Better Buying™ examined year-over-year improvements for 10 of the participating brands to identify progress and trends. Key findings include:
Data collected in 2019 showed five of the 10 companies made improvements to their Planning & Forecasting practices from 2018, which provided suppliers with the visibility they needed to plan production responsibly and ensure ongoing employment for workers. Eight of the 10 companies had fewer suppliers left with unutilized capacity due to forecasting inaccuracies, and six of the 10 had fewer suppliers left with excess materials.
Half of the companies improved their Cost & Cost Negotiation practices, by increasing the percent of suppliers that reported all orders were priced to cover the costs of compliant production. Eight of the 10 companies improved by decreasing their use of high-pressure cost-negotiation strategies. Improved costing is critical not only for suppliers’ business survival, but also for ensuring safe conditions for workers — protecting them from excessively low wages, unauthorized subcontracting, informal employment, and other precarious or abusive situations.

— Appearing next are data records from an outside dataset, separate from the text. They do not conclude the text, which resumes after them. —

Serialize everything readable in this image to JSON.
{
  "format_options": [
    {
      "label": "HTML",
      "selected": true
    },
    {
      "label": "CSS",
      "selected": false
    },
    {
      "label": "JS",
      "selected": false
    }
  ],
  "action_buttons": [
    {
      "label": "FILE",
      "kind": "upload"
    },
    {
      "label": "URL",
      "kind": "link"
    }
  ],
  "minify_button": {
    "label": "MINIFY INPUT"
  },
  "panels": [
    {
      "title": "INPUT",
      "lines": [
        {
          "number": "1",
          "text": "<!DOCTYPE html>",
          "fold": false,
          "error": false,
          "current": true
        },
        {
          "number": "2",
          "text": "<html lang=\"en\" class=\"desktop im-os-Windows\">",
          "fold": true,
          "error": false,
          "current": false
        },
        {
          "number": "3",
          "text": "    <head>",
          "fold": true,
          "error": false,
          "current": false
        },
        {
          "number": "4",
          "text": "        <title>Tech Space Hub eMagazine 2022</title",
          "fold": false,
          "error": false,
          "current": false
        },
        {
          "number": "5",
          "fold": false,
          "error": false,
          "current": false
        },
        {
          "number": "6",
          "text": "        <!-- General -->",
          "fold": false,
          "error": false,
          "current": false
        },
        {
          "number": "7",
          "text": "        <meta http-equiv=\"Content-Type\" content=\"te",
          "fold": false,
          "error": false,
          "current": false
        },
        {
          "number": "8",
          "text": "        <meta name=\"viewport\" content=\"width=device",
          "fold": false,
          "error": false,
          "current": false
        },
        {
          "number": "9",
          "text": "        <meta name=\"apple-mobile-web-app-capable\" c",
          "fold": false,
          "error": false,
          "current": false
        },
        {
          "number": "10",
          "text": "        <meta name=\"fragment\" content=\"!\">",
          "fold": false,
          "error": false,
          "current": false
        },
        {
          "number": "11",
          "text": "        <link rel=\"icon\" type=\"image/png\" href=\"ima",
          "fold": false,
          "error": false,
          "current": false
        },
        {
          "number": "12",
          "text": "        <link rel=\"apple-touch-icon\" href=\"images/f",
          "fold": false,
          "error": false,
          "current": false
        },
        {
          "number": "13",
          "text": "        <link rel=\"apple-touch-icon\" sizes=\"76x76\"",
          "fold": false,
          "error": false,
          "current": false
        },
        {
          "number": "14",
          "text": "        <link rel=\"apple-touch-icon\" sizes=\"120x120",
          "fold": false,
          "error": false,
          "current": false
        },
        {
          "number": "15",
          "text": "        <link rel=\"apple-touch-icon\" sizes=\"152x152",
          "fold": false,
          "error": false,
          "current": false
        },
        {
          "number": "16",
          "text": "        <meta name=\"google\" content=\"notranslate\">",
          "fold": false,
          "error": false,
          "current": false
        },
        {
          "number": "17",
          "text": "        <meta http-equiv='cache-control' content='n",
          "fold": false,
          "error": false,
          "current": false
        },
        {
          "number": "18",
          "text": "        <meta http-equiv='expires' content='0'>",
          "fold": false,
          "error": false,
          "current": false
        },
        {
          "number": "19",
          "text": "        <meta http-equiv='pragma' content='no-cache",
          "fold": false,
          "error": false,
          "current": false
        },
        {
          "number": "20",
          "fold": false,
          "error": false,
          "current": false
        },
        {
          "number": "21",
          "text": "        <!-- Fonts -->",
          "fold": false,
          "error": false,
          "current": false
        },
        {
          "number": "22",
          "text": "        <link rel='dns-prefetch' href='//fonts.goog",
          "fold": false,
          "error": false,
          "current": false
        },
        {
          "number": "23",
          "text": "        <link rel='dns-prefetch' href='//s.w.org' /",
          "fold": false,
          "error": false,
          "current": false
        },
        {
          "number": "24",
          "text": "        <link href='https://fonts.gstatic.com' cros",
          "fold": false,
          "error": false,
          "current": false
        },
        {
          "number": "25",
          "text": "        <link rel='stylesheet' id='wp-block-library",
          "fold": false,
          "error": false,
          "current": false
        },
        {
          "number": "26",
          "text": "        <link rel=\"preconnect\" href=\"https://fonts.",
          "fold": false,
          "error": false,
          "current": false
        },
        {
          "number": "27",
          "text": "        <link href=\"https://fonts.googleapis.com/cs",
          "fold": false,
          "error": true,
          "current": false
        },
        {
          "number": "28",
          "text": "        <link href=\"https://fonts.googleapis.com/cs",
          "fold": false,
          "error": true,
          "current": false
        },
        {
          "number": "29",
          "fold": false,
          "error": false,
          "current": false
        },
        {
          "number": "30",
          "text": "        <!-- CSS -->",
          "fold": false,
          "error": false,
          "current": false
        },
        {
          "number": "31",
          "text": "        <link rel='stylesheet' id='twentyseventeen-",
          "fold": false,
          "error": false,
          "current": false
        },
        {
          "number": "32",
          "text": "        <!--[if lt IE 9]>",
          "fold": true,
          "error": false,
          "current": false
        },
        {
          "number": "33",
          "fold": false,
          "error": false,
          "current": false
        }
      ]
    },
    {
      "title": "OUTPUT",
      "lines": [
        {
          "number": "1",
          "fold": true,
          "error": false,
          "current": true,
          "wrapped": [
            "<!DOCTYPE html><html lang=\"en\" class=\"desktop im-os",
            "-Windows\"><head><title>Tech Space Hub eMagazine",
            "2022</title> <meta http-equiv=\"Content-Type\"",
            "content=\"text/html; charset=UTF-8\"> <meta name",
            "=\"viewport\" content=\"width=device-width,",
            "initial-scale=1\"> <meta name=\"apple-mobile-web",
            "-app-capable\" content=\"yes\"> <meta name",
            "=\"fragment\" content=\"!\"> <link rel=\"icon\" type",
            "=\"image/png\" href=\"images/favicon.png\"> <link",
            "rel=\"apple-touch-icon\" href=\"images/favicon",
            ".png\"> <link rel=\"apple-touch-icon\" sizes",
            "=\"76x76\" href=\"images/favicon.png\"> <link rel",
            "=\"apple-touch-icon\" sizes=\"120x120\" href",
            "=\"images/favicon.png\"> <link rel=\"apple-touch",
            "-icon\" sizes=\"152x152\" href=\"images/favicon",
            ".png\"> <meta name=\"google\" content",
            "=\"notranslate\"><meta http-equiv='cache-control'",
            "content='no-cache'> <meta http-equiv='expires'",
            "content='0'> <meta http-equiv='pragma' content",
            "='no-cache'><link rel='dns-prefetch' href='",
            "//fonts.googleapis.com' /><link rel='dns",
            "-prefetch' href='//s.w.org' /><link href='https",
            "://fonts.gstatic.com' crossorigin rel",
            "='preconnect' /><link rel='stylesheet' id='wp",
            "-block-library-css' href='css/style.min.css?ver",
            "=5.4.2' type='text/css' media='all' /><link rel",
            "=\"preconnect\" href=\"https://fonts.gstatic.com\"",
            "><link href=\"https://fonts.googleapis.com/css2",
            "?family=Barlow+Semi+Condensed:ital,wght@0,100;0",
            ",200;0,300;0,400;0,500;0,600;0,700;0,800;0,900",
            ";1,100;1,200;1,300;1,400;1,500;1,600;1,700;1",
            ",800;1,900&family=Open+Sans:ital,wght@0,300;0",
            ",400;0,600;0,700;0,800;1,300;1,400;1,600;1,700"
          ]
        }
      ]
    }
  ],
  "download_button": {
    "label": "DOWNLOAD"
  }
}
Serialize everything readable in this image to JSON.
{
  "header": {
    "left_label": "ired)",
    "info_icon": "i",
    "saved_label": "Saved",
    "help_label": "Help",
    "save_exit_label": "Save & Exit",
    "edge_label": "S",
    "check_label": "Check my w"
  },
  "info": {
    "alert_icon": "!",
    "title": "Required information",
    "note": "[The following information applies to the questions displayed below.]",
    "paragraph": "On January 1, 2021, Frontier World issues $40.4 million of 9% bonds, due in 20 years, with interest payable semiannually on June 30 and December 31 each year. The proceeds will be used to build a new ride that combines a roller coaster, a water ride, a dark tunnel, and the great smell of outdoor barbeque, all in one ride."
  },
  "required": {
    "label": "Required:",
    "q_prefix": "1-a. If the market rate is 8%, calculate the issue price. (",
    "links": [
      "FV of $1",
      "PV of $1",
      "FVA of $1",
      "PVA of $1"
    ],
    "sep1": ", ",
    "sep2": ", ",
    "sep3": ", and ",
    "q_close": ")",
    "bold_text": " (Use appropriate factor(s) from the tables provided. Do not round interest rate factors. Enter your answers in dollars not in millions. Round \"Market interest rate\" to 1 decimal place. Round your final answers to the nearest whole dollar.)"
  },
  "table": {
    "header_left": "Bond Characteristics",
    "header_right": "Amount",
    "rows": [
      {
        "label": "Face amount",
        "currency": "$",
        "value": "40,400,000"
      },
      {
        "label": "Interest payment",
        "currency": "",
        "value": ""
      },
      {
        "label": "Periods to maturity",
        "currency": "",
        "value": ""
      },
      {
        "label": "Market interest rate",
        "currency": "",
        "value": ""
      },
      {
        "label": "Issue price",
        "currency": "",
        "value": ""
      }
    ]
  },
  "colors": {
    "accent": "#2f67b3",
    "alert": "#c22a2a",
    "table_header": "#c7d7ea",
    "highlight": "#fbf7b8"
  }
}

At least half of the 10 companies made notable improvements in Payment & Terms practices by paying suppliers on time and in full — which is critical for suppliers’ cash flow and ability to pursue all aspects of sustainability, and has been highlighted to a new degree during the pandemic. Four companies decreased their late payments by an average of 10 days, an improvement with direct links to suppliers’ ability to make wage payments to workers.
While there have been notable steps taken in each area, progress is of course ongoing and must be prioritized by all brands in order to continuously improve supply chain resiliency.
More than ever, we must take the old adage — "what gets measured, gets managed" — to heart, because it has yet to fully permeate day-to-day supply chain management. The lack of fully integrated sustainability work throughout companies — and the absence of reliable data demonstrating accountability for it — has prevented the necessary scale and scope of corporate responsibility progress and true supply chain resiliency for decades, making it difficult to protect workers and improve efficiency and profitability. The pandemic has brought that challenge to the forefront. Buyers must collaborate with suppliers as partners in order to improve data collection, communication, efficiency and protections for workers — because in a world of uncertainty, we can’t leave workers’ rights to chance.